Assessment Information

Taught Phase

The assessment of this material is via a combination of continuous assessment (usually laboratory assignments) and formal examination.

Laboratory work

At various times throughout the year you will be asked to write about an aspect of your laboratory. Unless otherwise instructed, you will be asked to submit this either as a Technical Note (TN) or as a Full Report (FR). In either case the report should be written on an individual basis even if the lab was performed in groups.

A TN is briefer than an FR: you should refer to The Guidelines on Writing Technical Reports (Section 2.4) for more information on their structure and content.

As an approximate guide, we suggest that a TN should be 1000 words plus diagrams etc., whereas a FR should be 3000 words plus diagrams etc. Our time calculations are based on you spending (at most) 12 hours writing a TN and (at most) 24 hours writing a FR.

Where appropriate, your laboratory notebook will also be inspected from time to time by a member of staff or a demonstrator. Coursework or laboratory assessments will normally contribute 10-20% of the total unit assessment (see unit breakdown information on the MSc website for specific unit details): http://www.bris.ac.uk/eeng/intranet/units/programmes.html

Project phase assessment

  • Interim report
  • Poster presentation
  • Final project thesis

Interim report assessment

The interim report will be independently assessed by both your supervisor and an assessor (these will be notified in advance). The assessment will be based on the following criteria:

  • Report
  • Presentation and standard of written English (including figure captions and titles, correct use of references, etc.).
  • Clear idea of objectives and relevance of project.
  • Review of related work.
  • Initial top level design and resource requirements.
  • Workplan, risks and critical paths.

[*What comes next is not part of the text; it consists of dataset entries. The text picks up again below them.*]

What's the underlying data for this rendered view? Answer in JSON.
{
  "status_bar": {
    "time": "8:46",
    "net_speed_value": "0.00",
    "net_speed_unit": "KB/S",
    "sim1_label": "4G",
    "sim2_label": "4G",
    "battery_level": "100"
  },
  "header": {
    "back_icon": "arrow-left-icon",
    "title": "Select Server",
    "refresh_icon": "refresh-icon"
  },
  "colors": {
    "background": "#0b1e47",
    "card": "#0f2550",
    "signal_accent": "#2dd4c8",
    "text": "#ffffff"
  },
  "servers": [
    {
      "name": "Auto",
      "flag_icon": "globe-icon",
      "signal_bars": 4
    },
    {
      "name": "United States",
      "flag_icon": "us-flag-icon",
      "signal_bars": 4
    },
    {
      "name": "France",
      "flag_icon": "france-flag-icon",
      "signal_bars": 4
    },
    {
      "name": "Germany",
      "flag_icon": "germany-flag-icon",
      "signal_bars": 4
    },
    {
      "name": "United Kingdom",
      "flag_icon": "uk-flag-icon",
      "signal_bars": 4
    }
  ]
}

Presentation and interview

  • 5-10 minute presentation to two members of academic staff, outlining aims and objectives, initial findings, and proposed research plan
  • Quality of answers

Poster presentation

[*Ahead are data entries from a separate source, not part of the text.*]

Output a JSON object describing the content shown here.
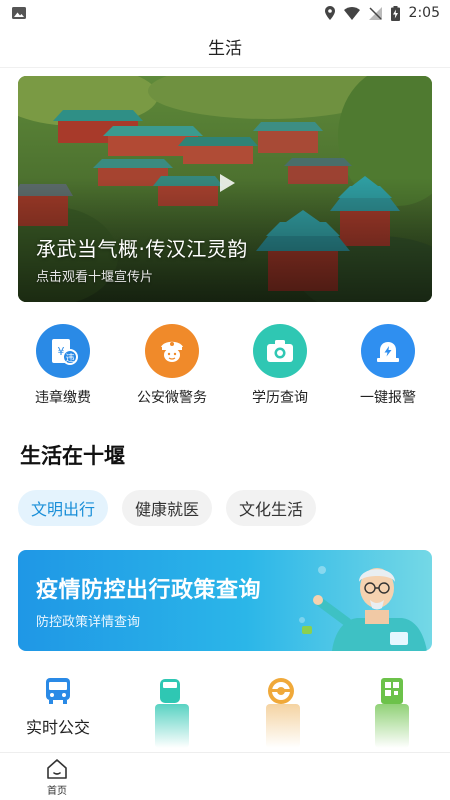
{
  "status_bar": {
    "time": "2:05",
    "icons": [
      "image-icon",
      "location-icon",
      "wifi-icon",
      "no-sim-icon",
      "battery-charging-icon"
    ]
  },
  "header": {
    "title": "生活"
  },
  "banner": {
    "title": "承武当气概·传汉江灵韵",
    "subtitle": "点击观看十堰宣传片",
    "icon": "play-icon"
  },
  "services": [
    {
      "label": "违章缴费",
      "icon": "traffic-fine-icon",
      "color": "#2a8ae6"
    },
    {
      "label": "公安微警务",
      "icon": "police-officer-icon",
      "color": "#f08a2a"
    },
    {
      "label": "学历查询",
      "icon": "camera-icon",
      "color": "#2fc7b3"
    },
    {
      "label": "一键报警",
      "icon": "alarm-light-icon",
      "color": "#2f8ff0"
    }
  ],
  "section": {
    "title": "生活在十堰",
    "tabs": [
      {
        "label": "文明出行",
        "active": true
      },
      {
        "label": "健康就医",
        "active": false
      },
      {
        "label": "文化生活",
        "active": false
      }
    ]
  },
  "policy_card": {
    "title": "疫情防控出行政策查询",
    "subtitle": "防控政策详情查询"
  },
  "features": [
    {
      "label": "实时公交",
      "icon": "bus-icon",
      "color": "#2a8ae6"
    },
    {
      "label": "",
      "icon": "car-icon",
      "color": "#2fc7b3"
    },
    {
      "label": "",
      "icon": "steering-wheel-icon",
      "color": "#f0a93a"
    },
    {
      "label": "",
      "icon": "qr-code-icon",
      "color": "#6cc24a"
    }
  ],
  "bottom_nav": {
    "items": [
      {
        "label": "首页",
        "icon": "home-icon"
      }
    ]
  }
}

This will be performed by two members of staff who will undertake the assessment separately. They will first read through your poster and then ask you a number of questions relating to the work described. You will be given the opportunity to present any demonstrations you have prepared.

Reading and References

There are 12 branch libraries covering different disciplines and members of the University may use any of them. However, the Queen’s Building Library has the most relevant collections for the Electrical & Electronic Engineering students.

There are many information resources available to Electrical & Electronic Engineers. Library Services provides access to the most important ones via our resource gateway, MetaLib: http://metalib.bris.ac.uk

Barrass, R., Scientists Must Write, Science Paperbacks, 1978 Fitzroy Dearborn Publishers: editorial house style Kirkman, J., Good Style for Scientific and Engineering Writing, Pitman, 1992 University of Wales MSc. Student Handbook Van Emden, J., Handbook of Writing for Engineers, McMillan, 1990

http://ieeexplore.ieee.org/Xplore/dynhome.jsp

Feedback